Opening reception: Friday, 12 August from 6-8pm
Exhibition dates: 12 August – 10 September 2022
Roslyn Oxley9 Gallery is delighted to present 'Amri Kumi', an exhibition of new textile works by Pierre Mukeba. Set at an energetic pace, the rhythmic pulse of bold portraits transforms the Ten Commandments ("Amri Kumi" in Swahili) into present-day stories of African culture. Within an anachronistic storyboard, Mukeba’s characters are brought to life by the artist’s acute technical dexterity, allowing intense emotional states to capture acts of religious sin. Dazzling vignettes of personal experiences, articles read, images absorbed, contemporary myths told by family members and current events, are interpreted into modern religious fables within sculptural windows of layered materials.
As fantasy and reality vacillate alongside each other, the rhizomatic weaving of past and present is reflected back onto itself by the articulation of a physical frame. Stitches are reversed and reflected in these double-sided works, the density of composition echoing the complexity of the storyline. To break a Commandment is sin, but what if one was broken out of necessity, in order to survive? Sitting in a middle ground between good and evil; dark and light; heaven and hell; Mukeba offers a position on humanity that allows us to witness a space where perhaps love and forgiveness can prevail.
Pierre Mukeba was born in Bukavu, Democratic Republic of the Congo, fleeing the Civil War to Zambia then Zimbabwe before seeking asylum in Adelaide, Australia where he resided for 15 years. In 2021, Mukeba began representation with Roslyn Oxley9 Gallery which prompted his move to Sydney where he now lives and works. Mukeba has no formal art education and learnt how to create art as a refugee in Zimbabwe taught by his uncle and influenced by his grandfather who was a renowned artist in the Congo.
Roslyn Oxley9 Gallery are thrilled to present 'Healing/Ḏilthan Yolŋunha', an exhibition of new works by Yolŋu artist Dhambit Munuŋgurr. Within a selection of bark paintings and larrakitj (hollow poles), Munuŋgurr's distinct brushstroke and vivid palette of cobalt blue echos depictions of the sky and sea. Painting with Marwat (traditional Yolŋu hairbrush) using her non-preferred left hand, sea creatures and characters appear to float upon the surface, jostling against a vibrant background: the compelling juxtaposition of contemporary materials and traditional stories developing an unexpected signature style.
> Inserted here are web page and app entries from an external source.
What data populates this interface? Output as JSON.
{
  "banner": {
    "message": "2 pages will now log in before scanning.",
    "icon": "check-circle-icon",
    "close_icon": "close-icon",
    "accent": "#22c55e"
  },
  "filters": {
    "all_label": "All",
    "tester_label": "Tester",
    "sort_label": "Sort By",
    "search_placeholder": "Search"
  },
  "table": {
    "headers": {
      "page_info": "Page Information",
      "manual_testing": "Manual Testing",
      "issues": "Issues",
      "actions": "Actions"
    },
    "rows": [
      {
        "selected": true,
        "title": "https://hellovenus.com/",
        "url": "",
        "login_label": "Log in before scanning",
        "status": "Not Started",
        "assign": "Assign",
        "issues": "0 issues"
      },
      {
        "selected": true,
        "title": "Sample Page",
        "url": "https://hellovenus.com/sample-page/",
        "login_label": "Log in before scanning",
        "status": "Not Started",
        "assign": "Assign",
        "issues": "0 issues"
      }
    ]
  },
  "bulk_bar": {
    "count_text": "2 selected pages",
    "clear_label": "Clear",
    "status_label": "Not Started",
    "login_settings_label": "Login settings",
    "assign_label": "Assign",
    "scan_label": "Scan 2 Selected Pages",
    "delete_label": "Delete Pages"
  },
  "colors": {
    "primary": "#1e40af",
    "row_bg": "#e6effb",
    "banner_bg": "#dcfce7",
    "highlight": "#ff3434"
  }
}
Munuŋgurr introduced non-traditional colours to her work when she started mixing ochre with acrylic paint in an effort to overcome the difficulty of grinding ochre by hand which became beyond her capability following a car accident. In doing so, she has defined her practice by the vibrancy of colour and powerful spontaneity of her mark-making, to create strident, dazzling artworks.
Dhambit Munuŋgurr was born in 1968 into the Djapu clan at their homeland, Waṉḏawuy, now an outstation about 150 kilometres south of Yirrkala in northeast Arnhem Land, Northern Territory, Australia where she now lives and works.
We look forward to welcoming you back to Roslyn Oxley9 Gallery.
The health and wellbeing of all visitors and staff is our priority. Face masks are encouraged when visiting the gallery, especially where distancing might be difficult.
Please don’t visit the gallery if you are unwell, have been instructed by health authorities to isolate, or if you are a close contact of an identified COVID-19 case.
We continue to be guided by NSW Government health guidelines and will provide updates to this information as relevant.